Was Rye Ever the Ordinary Food of the English?
JSTOR is a not-for-profit service that helps scholars, researchers, and students discover, use, and build upon a wide range of content in a trusted digital archive. We use information technology and tools to increase productivity and facilitate new forms of scholarship. For more information about JSTOR, please contact email@example.com. IN the ECONOMIC JOURNAL for September, 1921, Sir William Ashley has published an article in which he gives reasons for disagreeing with the opinion of my
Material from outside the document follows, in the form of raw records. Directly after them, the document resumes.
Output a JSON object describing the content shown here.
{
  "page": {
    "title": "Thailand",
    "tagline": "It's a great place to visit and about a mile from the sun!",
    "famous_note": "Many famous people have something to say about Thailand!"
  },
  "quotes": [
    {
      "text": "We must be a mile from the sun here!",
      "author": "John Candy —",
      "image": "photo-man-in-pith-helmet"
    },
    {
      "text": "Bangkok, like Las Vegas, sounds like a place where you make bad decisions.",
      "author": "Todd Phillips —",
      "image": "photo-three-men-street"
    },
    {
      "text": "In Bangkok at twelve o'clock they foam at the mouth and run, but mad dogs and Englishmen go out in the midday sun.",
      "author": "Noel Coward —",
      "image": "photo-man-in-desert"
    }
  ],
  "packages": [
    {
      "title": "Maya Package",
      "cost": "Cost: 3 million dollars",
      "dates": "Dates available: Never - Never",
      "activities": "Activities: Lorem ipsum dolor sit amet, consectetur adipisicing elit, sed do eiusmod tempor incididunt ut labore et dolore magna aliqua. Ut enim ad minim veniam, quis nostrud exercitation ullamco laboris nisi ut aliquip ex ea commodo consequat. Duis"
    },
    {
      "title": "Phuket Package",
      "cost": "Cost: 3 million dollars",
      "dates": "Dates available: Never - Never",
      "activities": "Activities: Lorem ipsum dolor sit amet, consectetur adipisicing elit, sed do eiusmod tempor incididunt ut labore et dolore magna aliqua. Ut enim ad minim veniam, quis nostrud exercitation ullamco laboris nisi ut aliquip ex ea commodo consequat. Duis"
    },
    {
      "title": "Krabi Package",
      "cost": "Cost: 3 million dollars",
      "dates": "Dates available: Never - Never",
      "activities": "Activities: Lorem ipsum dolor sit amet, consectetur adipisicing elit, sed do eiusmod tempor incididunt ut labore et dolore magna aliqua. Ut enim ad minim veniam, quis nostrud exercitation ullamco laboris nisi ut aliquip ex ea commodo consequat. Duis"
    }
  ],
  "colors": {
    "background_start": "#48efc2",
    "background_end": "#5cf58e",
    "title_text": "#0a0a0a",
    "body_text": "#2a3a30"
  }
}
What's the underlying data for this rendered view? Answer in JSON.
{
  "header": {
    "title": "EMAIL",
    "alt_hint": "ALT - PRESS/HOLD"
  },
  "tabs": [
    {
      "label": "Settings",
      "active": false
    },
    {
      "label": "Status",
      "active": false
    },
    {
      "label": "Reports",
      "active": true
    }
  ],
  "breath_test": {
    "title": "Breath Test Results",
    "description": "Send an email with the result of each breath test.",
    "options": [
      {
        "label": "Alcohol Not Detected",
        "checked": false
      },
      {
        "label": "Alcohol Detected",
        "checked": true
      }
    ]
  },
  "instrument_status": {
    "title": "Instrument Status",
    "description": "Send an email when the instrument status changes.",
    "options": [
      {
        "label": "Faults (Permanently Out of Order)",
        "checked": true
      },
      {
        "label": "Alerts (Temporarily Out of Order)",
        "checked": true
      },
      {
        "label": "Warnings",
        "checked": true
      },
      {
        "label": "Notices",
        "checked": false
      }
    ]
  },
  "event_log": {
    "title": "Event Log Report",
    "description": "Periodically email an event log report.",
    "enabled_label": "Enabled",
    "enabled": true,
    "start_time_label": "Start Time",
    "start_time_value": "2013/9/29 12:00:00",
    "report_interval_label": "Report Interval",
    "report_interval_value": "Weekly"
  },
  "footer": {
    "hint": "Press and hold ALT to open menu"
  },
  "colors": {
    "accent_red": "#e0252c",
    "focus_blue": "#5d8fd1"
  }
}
... the late Professor Thorold Rogers, that " from the earliest times wheat has been the principal grain on which the English have lived," and suggests tentatively that " during the Middle Ages, and long after, rye was the ordinary food of the labouring population. . . Wheat was at first a luxury food for the landlord class. From them it was adopted by the merchants of the towns and by the more sedentary and more skilled craftsmen. . . . For the mass of the people, both in the towns and in the country, there was hardly ever, and hardly anywhere, a complete change over from rye to wheat, the transition was effected by the use of a mixturemaslin-of rye and wheat . . . in which in the course of ages the wheat proportion tended more and more to preponderate." In support of his contention, Sir William Ashley has adopted two lines of argument, (1) A criticism of my father's scholarship and accuracy; (2) the selection of a number of quotations and references tending to show that rye was always considered an important article of food. No exception can be taken to the tone of Sir William Ashley's examination of my father's views, and I acknowledge with gratitude his handsome appreciation of the monumental character of his work, but as he admits that my father's writings " serve as the authority for much of what is now being taught as history to working-class audiences," it is more than a matter of private interest to ascertain whether the one authority or the other is more correct. I venture, therefore, to advance certain reasons which may lead Sir William Ashley to revise his judgment. In the first place it should be pointed out that there is no true antithesis between the two propositions. My father was speaking of the usual food of the English nation as a whole; Sir William Ashley admits that the landlord class, and subsequently the merchants and skilled craftsmen, ate This content downloaded from 188.8.131.52 on Fri, 26 Dec 2014 09:24:08 AM All use subject to JSTOR Terms and Conditions THE ECONOMIC JOURNAL [MARCH